[Shanghai, China, September 26, 2016] Computer vision is a key component of the cognitive computing that will enable future communications networks, robotics and much more, but it will take significant new investment in R&D to meet the challenges of taking machine learning to the next step, according to Professor Liu Jianzhuang of the Huawei Shannon Cognitive Computing Laboratory.
In a keynote speech at the 2016 Symposium on Research and Application in Computer Vision (RACV2016), held at ShanghaiTech University, Prof. Liu spoke on Cognitive Computing – Challenges in the Industrial Application of Computer Vision to give an overview of the latest research in computer vision. Liu noted that great progress has been made with computer vision technologies based on deep learning, but he emphasized there is still a long way to go before deployment as a mature industrial technology.
“We need to invest more heavily in research on unsupervised learning, small sample learning, and biological cognition to significantly improve the reliability of machine intelligence,” Liu said.
Cognitive computing uses powerful algorithms to enable high-volume data analytics for perceiving people, things, events, and the environment, and supporting fast decision-making. It will be the key to future communications networks, data centers, smartphones, robotics, Internet of Vehicles (IoV), and other industries. Computer vision is one of the key technologies for cognitive computing. The goal is to simulate human vision, so that computers can perceive and complete tasks more efficiently and precisely. Computer vision is already in use in certain domains, and can greatly boost the competitiveness of some products.

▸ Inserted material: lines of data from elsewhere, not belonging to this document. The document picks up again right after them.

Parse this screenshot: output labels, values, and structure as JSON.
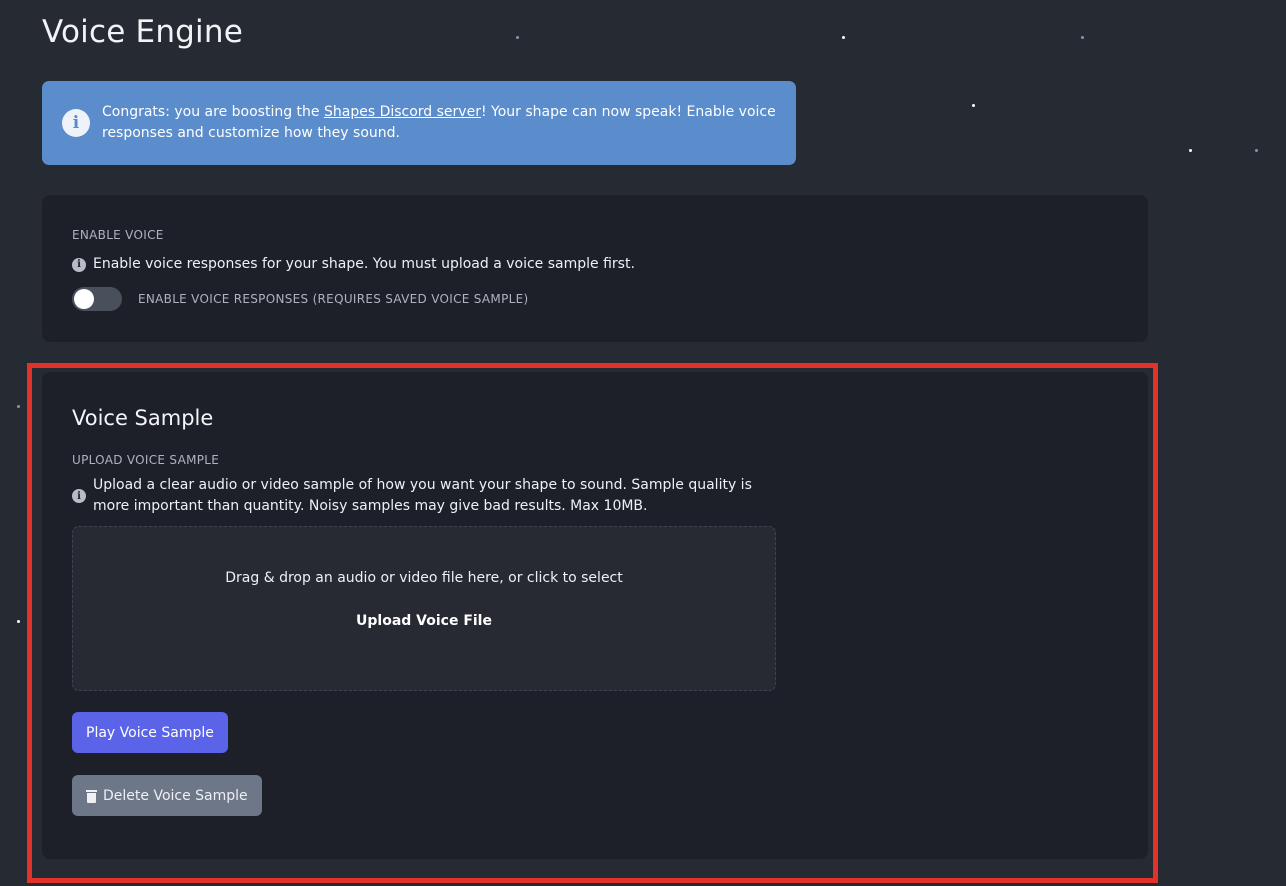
{
  "page": {
    "title": "Voice Engine"
  },
  "banner": {
    "icon": "info-icon",
    "text_before": "Congrats: you are boosting the ",
    "link_text": "Shapes Discord server",
    "text_after": "! Your shape can now speak! Enable voice responses and customize how they sound.",
    "color": "#5b8ccb"
  },
  "enable_voice": {
    "section_label": "ENABLE VOICE",
    "hint_icon": "info-icon",
    "hint": "Enable voice responses for your shape. You must upload a voice sample first.",
    "toggle_label": "ENABLE VOICE RESPONSES (REQUIRES SAVED VOICE SAMPLE)",
    "toggle_on": false
  },
  "voice_sample": {
    "title": "Voice Sample",
    "section_label": "UPLOAD VOICE SAMPLE",
    "hint_icon": "info-icon",
    "hint": "Upload a clear audio or video sample of how you want your shape to sound. Sample quality is more important than quantity. Noisy samples may give bad results. Max 10MB.",
    "dropzone_text": "Drag & drop an audio or video file here, or click to select",
    "upload_button_label": "Upload Voice File",
    "play_button_label": "Play Voice Sample",
    "delete_button_icon": "trash-icon",
    "delete_button_label": "Delete Voice Sample",
    "play_button_color": "#5b63e8",
    "delete_button_color": "#6d7787"
  },
  "highlight": {
    "color": "#e2322a"
  }
}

Liu, who is chief researcher in computer vision at the Shannon Cognitive Computing Laboratory, said, “We are witnessing rapid development in computer vision applied to Internet image recognition using deep learning. Deep learning is now the area where researchers are focused, and an increasing number of industries are now aware of its importance. However, the mechanisms of deep neural networks still defy explanation, and the existence of adversarial images (slightly distorted images which computers cannot read) is a challenge to their deployment in real world applications.”
The difficulties in understanding and controlling deep neural networks means that computer vision cannot yet meet demands placed on it by industrial applications. A key future research direction will be machine learning with more stability than currently available technologies.

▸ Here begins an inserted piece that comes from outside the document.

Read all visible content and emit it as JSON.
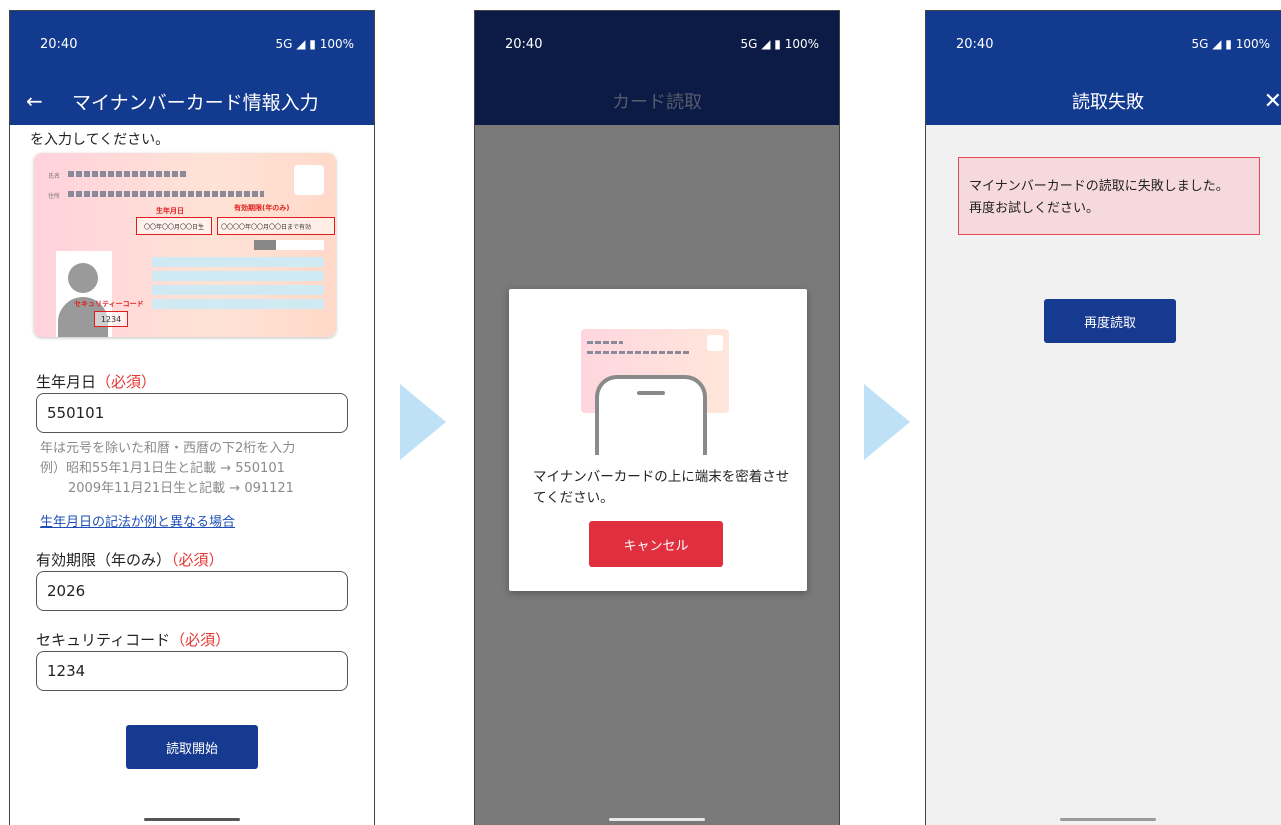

Huawei established the Shannon Cognitive Computing Laboratory in early 2016. The Laboratory is helping to develop an intelligent world by making cognitive computing technologies like computer vision more stable and application-ready, to speed their commercial use.